(Dataset items)

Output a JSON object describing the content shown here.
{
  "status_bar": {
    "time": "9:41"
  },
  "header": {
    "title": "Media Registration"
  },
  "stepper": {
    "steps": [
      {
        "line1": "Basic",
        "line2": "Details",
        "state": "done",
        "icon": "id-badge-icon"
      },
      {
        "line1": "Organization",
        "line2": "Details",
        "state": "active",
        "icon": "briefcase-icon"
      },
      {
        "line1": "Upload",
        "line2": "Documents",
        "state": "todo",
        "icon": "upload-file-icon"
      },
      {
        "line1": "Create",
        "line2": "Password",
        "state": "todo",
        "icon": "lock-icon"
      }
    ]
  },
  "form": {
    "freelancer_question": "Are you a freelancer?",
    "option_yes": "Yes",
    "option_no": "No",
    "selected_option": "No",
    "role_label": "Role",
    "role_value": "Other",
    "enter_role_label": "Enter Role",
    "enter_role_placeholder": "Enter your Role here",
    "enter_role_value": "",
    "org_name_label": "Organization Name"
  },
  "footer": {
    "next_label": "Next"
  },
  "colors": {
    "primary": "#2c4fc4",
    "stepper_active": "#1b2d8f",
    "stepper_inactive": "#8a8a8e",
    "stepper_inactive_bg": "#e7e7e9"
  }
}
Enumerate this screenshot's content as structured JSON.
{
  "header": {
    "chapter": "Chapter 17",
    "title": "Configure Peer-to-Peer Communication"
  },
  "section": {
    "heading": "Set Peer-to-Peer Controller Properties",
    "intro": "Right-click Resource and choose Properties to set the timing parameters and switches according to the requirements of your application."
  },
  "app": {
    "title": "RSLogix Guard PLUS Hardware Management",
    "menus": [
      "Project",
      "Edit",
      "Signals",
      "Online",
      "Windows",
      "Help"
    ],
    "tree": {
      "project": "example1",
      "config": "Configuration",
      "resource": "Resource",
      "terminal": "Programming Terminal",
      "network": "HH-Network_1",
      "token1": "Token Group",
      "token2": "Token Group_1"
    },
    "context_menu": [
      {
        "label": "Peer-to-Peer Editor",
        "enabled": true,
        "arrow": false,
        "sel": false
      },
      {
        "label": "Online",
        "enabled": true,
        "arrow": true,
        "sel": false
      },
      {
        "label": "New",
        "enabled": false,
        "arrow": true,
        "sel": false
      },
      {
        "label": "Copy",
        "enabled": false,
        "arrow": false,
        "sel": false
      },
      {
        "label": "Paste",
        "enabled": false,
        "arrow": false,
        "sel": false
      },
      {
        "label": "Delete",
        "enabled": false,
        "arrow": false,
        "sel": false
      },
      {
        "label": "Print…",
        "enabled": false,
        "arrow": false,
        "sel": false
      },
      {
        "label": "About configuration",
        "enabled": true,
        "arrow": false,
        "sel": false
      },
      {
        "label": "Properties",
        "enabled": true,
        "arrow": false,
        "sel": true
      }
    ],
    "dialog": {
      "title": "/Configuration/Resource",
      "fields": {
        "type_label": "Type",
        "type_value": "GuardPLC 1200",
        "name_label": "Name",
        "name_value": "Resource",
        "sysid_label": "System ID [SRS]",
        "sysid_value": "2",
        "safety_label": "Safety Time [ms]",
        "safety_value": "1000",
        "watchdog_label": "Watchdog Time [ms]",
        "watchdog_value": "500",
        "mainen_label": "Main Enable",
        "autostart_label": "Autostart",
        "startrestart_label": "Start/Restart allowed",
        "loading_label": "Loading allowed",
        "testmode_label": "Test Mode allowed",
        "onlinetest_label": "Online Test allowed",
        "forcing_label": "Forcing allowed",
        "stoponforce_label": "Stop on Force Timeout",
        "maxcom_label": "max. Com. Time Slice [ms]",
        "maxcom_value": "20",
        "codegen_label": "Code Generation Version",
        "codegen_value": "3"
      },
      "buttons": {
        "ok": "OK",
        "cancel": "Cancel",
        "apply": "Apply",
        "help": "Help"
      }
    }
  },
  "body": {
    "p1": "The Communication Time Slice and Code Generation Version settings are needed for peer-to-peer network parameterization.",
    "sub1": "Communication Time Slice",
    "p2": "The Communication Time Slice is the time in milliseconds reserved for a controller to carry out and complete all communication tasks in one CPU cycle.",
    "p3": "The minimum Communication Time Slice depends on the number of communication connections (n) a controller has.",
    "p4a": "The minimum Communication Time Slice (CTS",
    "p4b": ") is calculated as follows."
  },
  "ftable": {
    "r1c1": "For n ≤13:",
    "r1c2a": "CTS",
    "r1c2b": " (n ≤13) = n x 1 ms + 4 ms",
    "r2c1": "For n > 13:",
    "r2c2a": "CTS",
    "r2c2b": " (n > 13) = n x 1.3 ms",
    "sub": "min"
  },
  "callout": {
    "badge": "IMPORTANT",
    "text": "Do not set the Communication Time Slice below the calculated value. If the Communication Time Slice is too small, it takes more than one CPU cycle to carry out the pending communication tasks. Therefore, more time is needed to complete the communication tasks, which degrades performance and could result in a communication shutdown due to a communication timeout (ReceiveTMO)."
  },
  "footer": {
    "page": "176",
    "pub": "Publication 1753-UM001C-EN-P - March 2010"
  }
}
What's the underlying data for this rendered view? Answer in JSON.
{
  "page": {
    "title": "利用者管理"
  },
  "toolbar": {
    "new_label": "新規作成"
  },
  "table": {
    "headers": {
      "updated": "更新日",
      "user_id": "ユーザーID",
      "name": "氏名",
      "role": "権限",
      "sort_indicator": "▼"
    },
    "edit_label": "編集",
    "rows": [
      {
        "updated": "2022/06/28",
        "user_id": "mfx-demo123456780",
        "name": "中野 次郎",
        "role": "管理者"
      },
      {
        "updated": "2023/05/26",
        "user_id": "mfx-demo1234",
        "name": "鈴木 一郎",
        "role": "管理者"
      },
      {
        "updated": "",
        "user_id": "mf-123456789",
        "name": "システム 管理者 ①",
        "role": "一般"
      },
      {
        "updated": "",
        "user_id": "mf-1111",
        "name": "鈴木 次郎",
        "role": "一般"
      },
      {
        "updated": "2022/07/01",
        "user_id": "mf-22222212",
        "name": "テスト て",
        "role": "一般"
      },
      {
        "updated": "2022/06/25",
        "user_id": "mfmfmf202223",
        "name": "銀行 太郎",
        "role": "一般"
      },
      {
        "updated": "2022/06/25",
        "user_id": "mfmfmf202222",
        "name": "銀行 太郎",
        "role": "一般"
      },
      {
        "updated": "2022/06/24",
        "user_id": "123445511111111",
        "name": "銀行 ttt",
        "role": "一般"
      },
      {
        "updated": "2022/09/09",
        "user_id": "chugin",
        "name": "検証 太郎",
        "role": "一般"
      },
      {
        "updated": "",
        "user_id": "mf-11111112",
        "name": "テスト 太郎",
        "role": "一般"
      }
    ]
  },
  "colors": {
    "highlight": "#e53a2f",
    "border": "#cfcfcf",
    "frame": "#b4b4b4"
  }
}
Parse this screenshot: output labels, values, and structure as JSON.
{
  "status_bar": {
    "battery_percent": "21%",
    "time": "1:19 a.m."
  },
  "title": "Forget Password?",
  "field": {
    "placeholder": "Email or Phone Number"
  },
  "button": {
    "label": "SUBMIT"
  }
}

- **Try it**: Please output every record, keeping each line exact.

- **The completed task**:
Output a JSON object describing the content shown here.
{
  "status_bar": {
    "time": "9:41"
  },
  "header": {
    "title": "Media Registration"
  },
  "stepper": {
    "steps": [
      {
        "line1": "Basic",
        "line2": "Details",
        "state": "done",
        "icon": "id-badge-icon"
      },
      {
        "line1": "Organization",
        "line2": "Details",
        "state": "active",
        "icon": "briefcase-icon"
      },
      {
        "line1": "Upload",
        "line2": "Documents",
        "state": "todo",
        "icon": "upload-file-icon"
      },
      {
        "line1": "Create",
        "line2": "Password",
        "state": "todo",
        "icon": "lock-icon"
      }
    ]
  },
  "form": {
    "freelancer_question": "Are you a freelancer?",
    "option_yes": "Yes",
    "option_no": "No",
    "selected_option": "No",
    "role_label": "Role",
    "role_value": "Other",
    "enter_role_label": "Enter Role",
    "enter_role_placeholder": "Enter your Role here",
    "enter_role_value": "",
    "org_name_label": "Organization Name"
  },
  "footer": {
    "next_label": "Next"
  },
  "colors": {
    "primary": "#2c4fc4",
    "stepper_active": "#1b2d8f",
    "stepper_inactive": "#8a8a8e",
    "stepper_inactive_bg": "#e7e7e9"
  }
}
Enumerate this screenshot's content as structured JSON.
{
  "header": {
    "chapter": "Chapter 17",
    "title": "Configure Peer-to-Peer Communication"
  },
  "section": {
    "heading": "Set Peer-to-Peer Controller Properties",
    "intro": "Right-click Resource and choose Properties to set the timing parameters and switches according to the requirements of your application."
  },
  "app": {
    "title": "RSLogix Guard PLUS Hardware Management",
    "menus": [
      "Project",
      "Edit",
      "Signals",
      "Online",
      "Windows",
      "Help"
    ],
    "tree": {
      "project": "example1",
      "config": "Configuration",
      "resource": "Resource",
      "terminal": "Programming Terminal",
      "network": "HH-Network_1",
      "token1": "Token Group",
      "token2": "Token Group_1"
    },
    "context_menu": [
      {
        "label": "Peer-to-Peer Editor",
        "enabled": true,
        "arrow": false,
        "sel": false
      },
      {
        "label": "Online",
        "enabled": true,
        "arrow": true,
        "sel": false
      },
      {
        "label": "New",
        "enabled": false,
        "arrow": true,
        "sel": false
      },
      {
        "label": "Copy",
        "enabled": false,
        "arrow": false,
        "sel": false
      },
      {
        "label": "Paste",
        "enabled": false,
        "arrow": false,
        "sel": false
      },
      {
        "label": "Delete",
        "enabled": false,
        "arrow": false,
        "sel": false
      },
      {
        "label": "Print…",
        "enabled": false,
        "arrow": false,
        "sel": false
      },
      {
        "label": "About configuration",
        "enabled": true,
        "arrow": false,
        "sel": false
      },
      {
        "label": "Properties",
        "enabled": true,
        "arrow": false,
        "sel": true
      }
    ],
    "dialog": {
      "title": "/Configuration/Resource",
      "fields": {
        "type_label": "Type",
        "type_value": "GuardPLC 1200",
        "name_label": "Name",
        "name_value": "Resource",
        "sysid_label": "System ID [SRS]",
        "sysid_value": "2",
        "safety_label": "Safety Time [ms]",
        "safety_value": "1000",
        "watchdog_label": "Watchdog Time [ms]",
        "watchdog_value": "500",
        "mainen_label": "Main Enable",
        "autostart_label": "Autostart",
        "startrestart_label": "Start/Restart allowed",
        "loading_label": "Loading allowed",
        "testmode_label": "Test Mode allowed",
        "onlinetest_label": "Online Test allowed",
        "forcing_label": "Forcing allowed",
        "stoponforce_label": "Stop on Force Timeout",
        "maxcom_label": "max. Com. Time Slice [ms]",
        "maxcom_value": "20",
        "codegen_label": "Code Generation Version",
        "codegen_value": "3"
      },
      "buttons": {
        "ok": "OK",
        "cancel": "Cancel",
        "apply": "Apply",
        "help": "Help"
      }
    }
  },
  "body": {
    "p1": "The Communication Time Slice and Code Generation Version settings are needed for peer-to-peer network parameterization.",
    "sub1": "Communication Time Slice",
    "p2": "The Communication Time Slice is the time in milliseconds reserved for a controller to carry out and complete all communication tasks in one CPU cycle.",
    "p3": "The minimum Communication Time Slice depends on the number of communication connections (n) a controller has.",
    "p4a": "The minimum Communication Time Slice (CTS",
    "p4b": ") is calculated as follows."
  },
  "ftable": {
    "r1c1": "For n ≤13:",
    "r1c2a": "CTS",
    "r1c2b": " (n ≤13) = n x 1 ms + 4 ms",
    "r2c1": "For n > 13:",
    "r2c2a": "CTS",
    "r2c2b": " (n > 13) = n x 1.3 ms",
    "sub": "min"
  },
  "callout": {
    "badge": "IMPORTANT",
    "text": "Do not set the Communication Time Slice below the calculated value. If the Communication Time Slice is too small, it takes more than one CPU cycle to carry out the pending communication tasks. Therefore, more time is needed to complete the communication tasks, which degrades performance and could result in a communication shutdown due to a communication timeout (ReceiveTMO)."
  },
  "footer": {
    "page": "176",
    "pub": "Publication 1753-UM001C-EN-P - March 2010"
  }
}
What's the underlying data for this rendered view? Answer in JSON.
{
  "page": {
    "title": "利用者管理"
  },
  "toolbar": {
    "new_label": "新規作成"
  },
  "table": {
    "headers": {
      "updated": "更新日",
      "user_id": "ユーザーID",
      "name": "氏名",
      "role": "権限",
      "sort_indicator": "▼"
    },
    "edit_label": "編集",
    "rows": [
      {
        "updated": "2022/06/28",
        "user_id": "mfx-demo123456780",
        "name": "中野 次郎",
        "role": "管理者"
      },
      {
        "updated": "2023/05/26",
        "user_id": "mfx-demo1234",
        "name": "鈴木 一郎",
        "role": "管理者"
      },
      {
        "updated": "",
        "user_id": "mf-123456789",
        "name": "システム 管理者 ①",
        "role": "一般"
      },
      {
        "updated": "",
        "user_id": "mf-1111",
        "name": "鈴木 次郎",
        "role": "一般"
      },
      {
        "updated": "2022/07/01",
        "user_id": "mf-22222212",
        "name": "テスト て",
        "role": "一般"
      },
      {
        "updated": "2022/06/25",
        "user_id": "mfmfmf202223",
        "name": "銀行 太郎",
        "role": "一般"
      },
      {
        "updated": "2022/06/25",
        "user_id": "mfmfmf202222",
        "name": "銀行 太郎",
        "role": "一般"
      },
      {
        "updated": "2022/06/24",
        "user_id": "123445511111111",
        "name": "銀行 ttt",
        "role": "一般"
      },
      {
        "updated": "2022/09/09",
        "user_id": "chugin",
        "name": "検証 太郎",
        "role": "一般"
      },
      {
        "updated": "",
        "user_id": "mf-11111112",
        "name": "テスト 太郎",
        "role": "一般"
      }
    ]
  },
  "colors": {
    "highlight": "#e53a2f",
    "border": "#cfcfcf",
    "frame": "#b4b4b4"
  }
}
Parse this screenshot: output labels, values, and structure as JSON.
{
  "status_bar": {
    "battery_percent": "21%",
    "time": "1:19 a.m."
  },
  "title": "Forget Password?",
  "field": {
    "placeholder": "Email or Phone Number"
  },
  "button": {
    "label": "SUBMIT"
  }
}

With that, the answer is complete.